He has researched human locomotion and clinical rehabilitation for over 16 years. His Master’s degree work involved developing and testing real-time visual feedback systems to improve gait symmetry in amputee patients walking on a motorized treadmill. This work garnered two subsequent first-author journal publications.
Dr. Dingwell’s PhD dissertation involved assessing dynamic walking stability in healthy subjects and in patients with diabetic peripheral neuropathy. Dr. Dingwell was intimately involved with every aspect of the conceptualization, development, design, and conduct of this study. This work garnered four subsequent first-author journal publications. Dr. Dingwell has been funded as PI on a grant from the Whitaker Biomedical Engineering Foundation, and as PI on four subsequent research grants from NIH.
Dr. Dingwell has also served, or is currently serving, as a co-PI on one NSF grant and two U.S. Army/DoD grants. These research projects have involved studying walking dynamics and neuromuscular control mechanisms in healthy adults, healthy elderly subjects, and U.S. military service members with either amputations or traumatic brain injury (TBI). In short, Dr. Dingwell has worked closely with a variety of clinical populations, most recently including those to be directly served by this BADER Consortium.
Through these experiences, Dr. Dingwell has acquired and developed extensive expertise in quantifying human walking dynamics and also in using the experimental and computational methods we propose to use here.
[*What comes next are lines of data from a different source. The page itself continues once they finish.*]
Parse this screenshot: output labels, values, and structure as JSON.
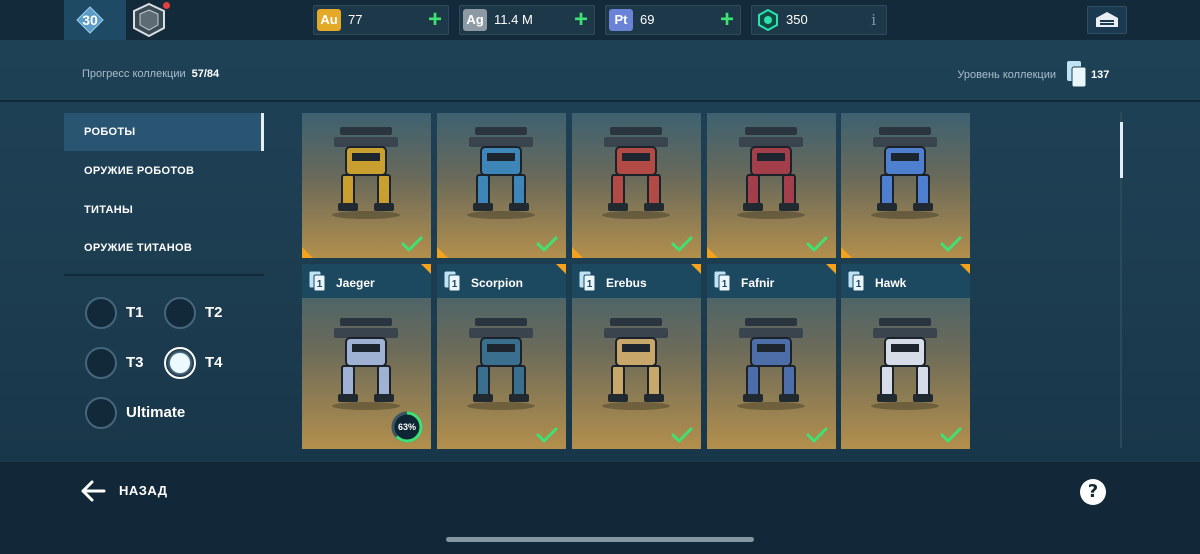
{
  "player": {
    "level": "30"
  },
  "currencies": [
    {
      "icon_text": "Au",
      "icon_color": "#e3a927",
      "value": "77",
      "has_plus": true
    },
    {
      "icon_text": "Ag",
      "icon_color": "#8e9aa3",
      "value": "11.4 M",
      "has_plus": true
    },
    {
      "icon_text": "Pt",
      "icon_color": "#6b83d6",
      "value": "69",
      "has_plus": true
    },
    {
      "icon_text": "",
      "icon_color": "#1fc7a0",
      "value": "350",
      "has_plus": false,
      "info": "i"
    }
  ],
  "header": {
    "progress_label": "Прогресс коллекции",
    "progress_value": "57/84",
    "level_label": "Уровень коллекции",
    "level_value": "137"
  },
  "sidebar": {
    "items": [
      {
        "label": "РОБОТЫ",
        "active": true
      },
      {
        "label": "ОРУЖИЕ РОБОТОВ",
        "active": false
      },
      {
        "label": "ТИТАНЫ",
        "active": false
      },
      {
        "label": "ОРУЖИЕ ТИТАНОВ",
        "active": false
      }
    ],
    "tiers": [
      {
        "label": "T1",
        "checked": false
      },
      {
        "label": "T2",
        "checked": false
      },
      {
        "label": "T3",
        "checked": false
      },
      {
        "label": "T4",
        "checked": true
      },
      {
        "label": "Ultimate",
        "checked": false
      }
    ]
  },
  "robots_row1": [
    {
      "collected": true,
      "palette": "#c9a030"
    },
    {
      "collected": true,
      "palette": "#3f86b8"
    },
    {
      "collected": true,
      "palette": "#b24a45"
    },
    {
      "collected": true,
      "palette": "#a33f4a"
    },
    {
      "collected": true,
      "palette": "#4f7fcf"
    }
  ],
  "robots_row2": [
    {
      "name": "Jaeger",
      "card_count": "1",
      "progress": "63%",
      "progress_fraction": 0.63,
      "collected": false,
      "palette": "#9fb2d4"
    },
    {
      "name": "Scorpion",
      "card_count": "1",
      "collected": true,
      "palette": "#3a6f8d"
    },
    {
      "name": "Erebus",
      "card_count": "1",
      "collected": true,
      "palette": "#c8a86a"
    },
    {
      "name": "Fafnir",
      "card_count": "1",
      "collected": true,
      "palette": "#4d6ea8"
    },
    {
      "name": "Hawk",
      "card_count": "1",
      "collected": true,
      "palette": "#d6dde8"
    }
  ],
  "bottom": {
    "back_label": "НАЗАД",
    "help_label": "?"
  },
  "colors": {
    "accent_green": "#3de272",
    "card_corner": "#f4a21b"
  }
}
In total, Dr. Dingwell’s research has so far yielded 33 peer-reviewed journal articles.
Dr. Dingwell has also published 2 book chapters and authored or co-authored over 140 peer-reviewed conference proceedings and abstracts presented at national and international conferences. Dr. Dingwell has chaired committees of 2 former PhD and 9 former Master’s thesis students. Dr. Dingwell is currently chairing 4 PhD and 2 Master’s committees. Dr. Dingwell served on 2 current and 8 former PhD dissertation committees.